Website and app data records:
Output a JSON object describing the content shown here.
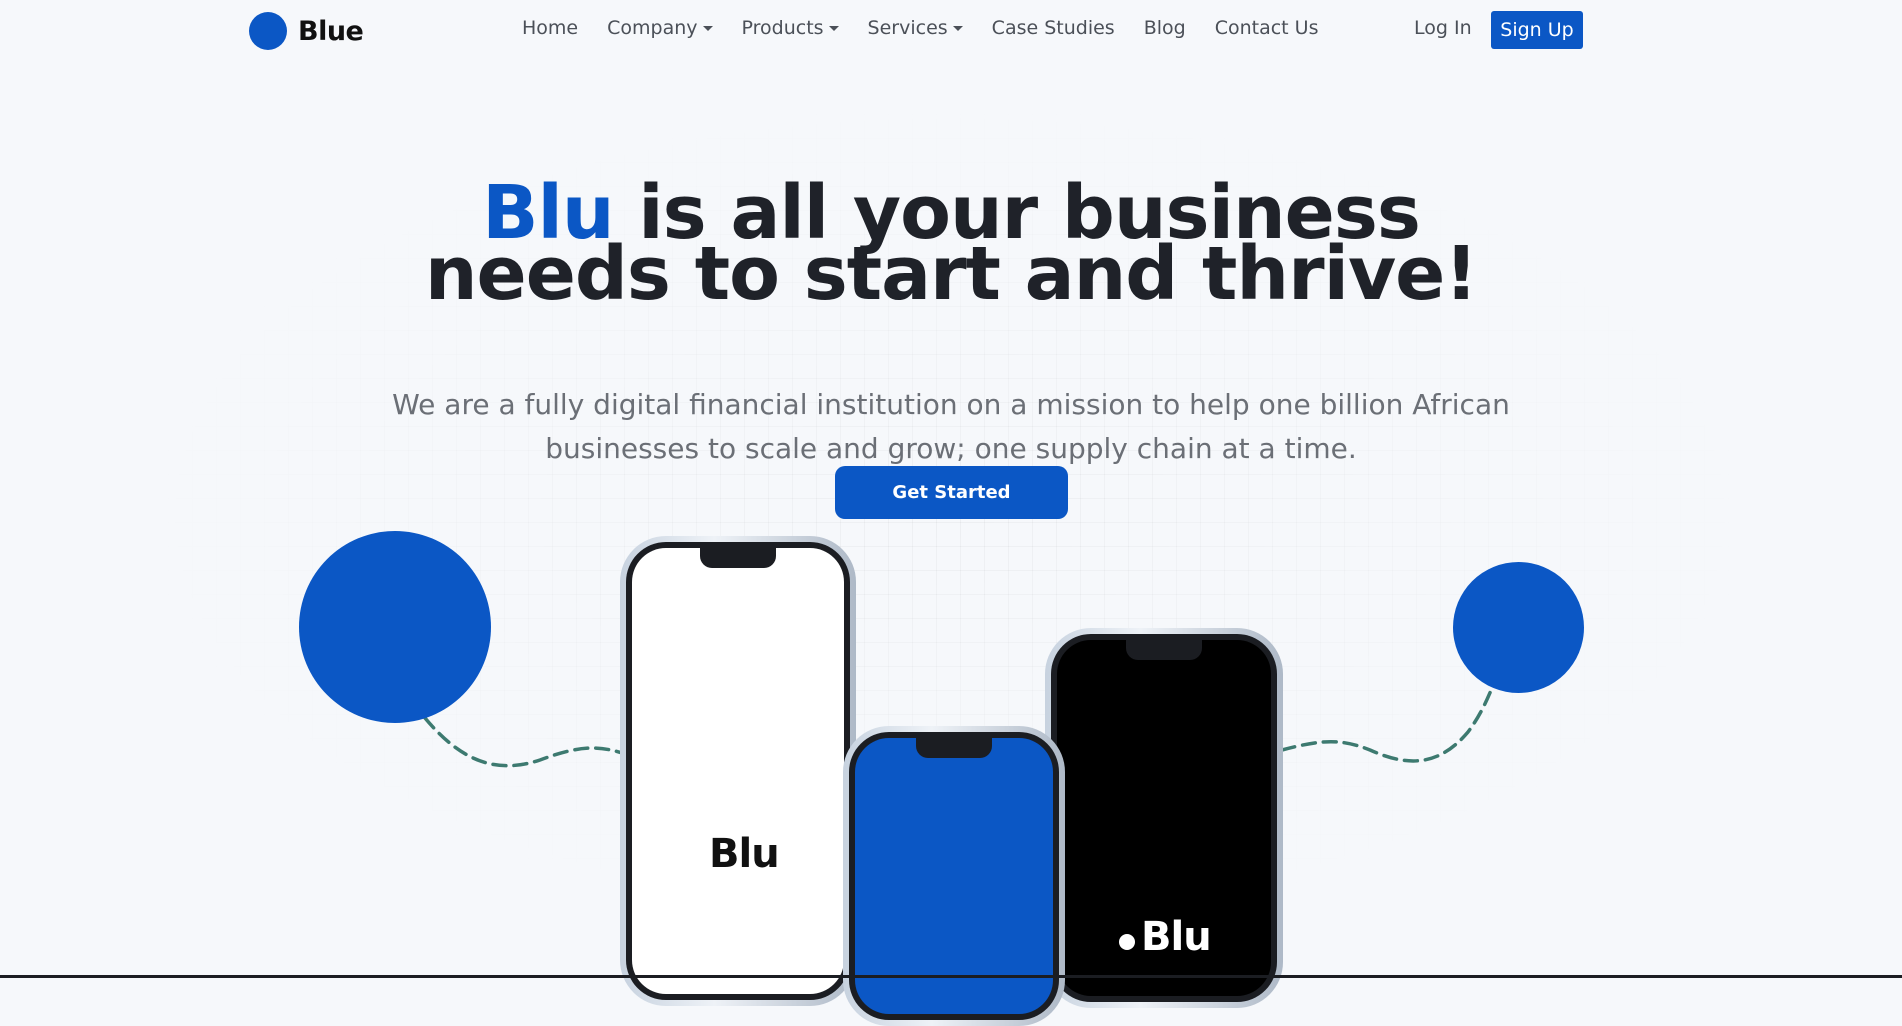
{
  "brand": {
    "name": "Blue",
    "accent_color": "#0b57c5"
  },
  "nav": {
    "items": [
      {
        "label": "Home",
        "has_dropdown": false
      },
      {
        "label": "Company",
        "has_dropdown": true
      },
      {
        "label": "Products",
        "has_dropdown": true
      },
      {
        "label": "Services",
        "has_dropdown": true
      },
      {
        "label": "Case Studies",
        "has_dropdown": false
      },
      {
        "label": "Blog",
        "has_dropdown": false
      },
      {
        "label": "Contact Us",
        "has_dropdown": false
      }
    ],
    "login_label": "Log In",
    "signup_label": "Sign Up"
  },
  "hero": {
    "headline_brand": "Blu",
    "headline_rest_line1": "is all your business",
    "headline_line2": "needs to start and thrive!",
    "subtext": "We are a fully digital financial institution on a mission to help one billion African businesses to scale and grow; one supply chain at a time.",
    "cta_label": "Get Started"
  },
  "phones": {
    "screen_1_brand": "Blu",
    "screen_3_brand": "Blu"
  },
  "colors": {
    "background": "#f6f8fb",
    "text_dark": "#1f2229",
    "text_muted": "#6b6f76",
    "dashed_line": "#3d7a70"
  }
}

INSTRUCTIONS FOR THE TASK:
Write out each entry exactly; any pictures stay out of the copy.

RESPONSE TO THIS EXERCISE:
Output a JSON object describing the content shown here.
{
  "brand": {
    "name": "Blue",
    "accent_color": "#0b57c5"
  },
  "nav": {
    "items": [
      {
        "label": "Home",
        "has_dropdown": false
      },
      {
        "label": "Company",
        "has_dropdown": true
      },
      {
        "label": "Products",
        "has_dropdown": true
      },
      {
        "label": "Services",
        "has_dropdown": true
      },
      {
        "label": "Case Studies",
        "has_dropdown": false
      },
      {
        "label": "Blog",
        "has_dropdown": false
      },
      {
        "label": "Contact Us",
        "has_dropdown": false
      }
    ],
    "login_label": "Log In",
    "signup_label": "Sign Up"
  },
  "hero": {
    "headline_brand": "Blu",
    "headline_rest_line1": "is all your business",
    "headline_line2": "needs to start and thrive!",
    "subtext": "We are a fully digital financial institution on a mission to help one billion African businesses to scale and grow; one supply chain at a time.",
    "cta_label": "Get Started"
  },
  "phones": {
    "screen_1_brand": "Blu",
    "screen_3_brand": "Blu"
  },
  "colors": {
    "background": "#f6f8fb",
    "text_dark": "#1f2229",
    "text_muted": "#6b6f76",
    "dashed_line": "#3d7a70"
  }
}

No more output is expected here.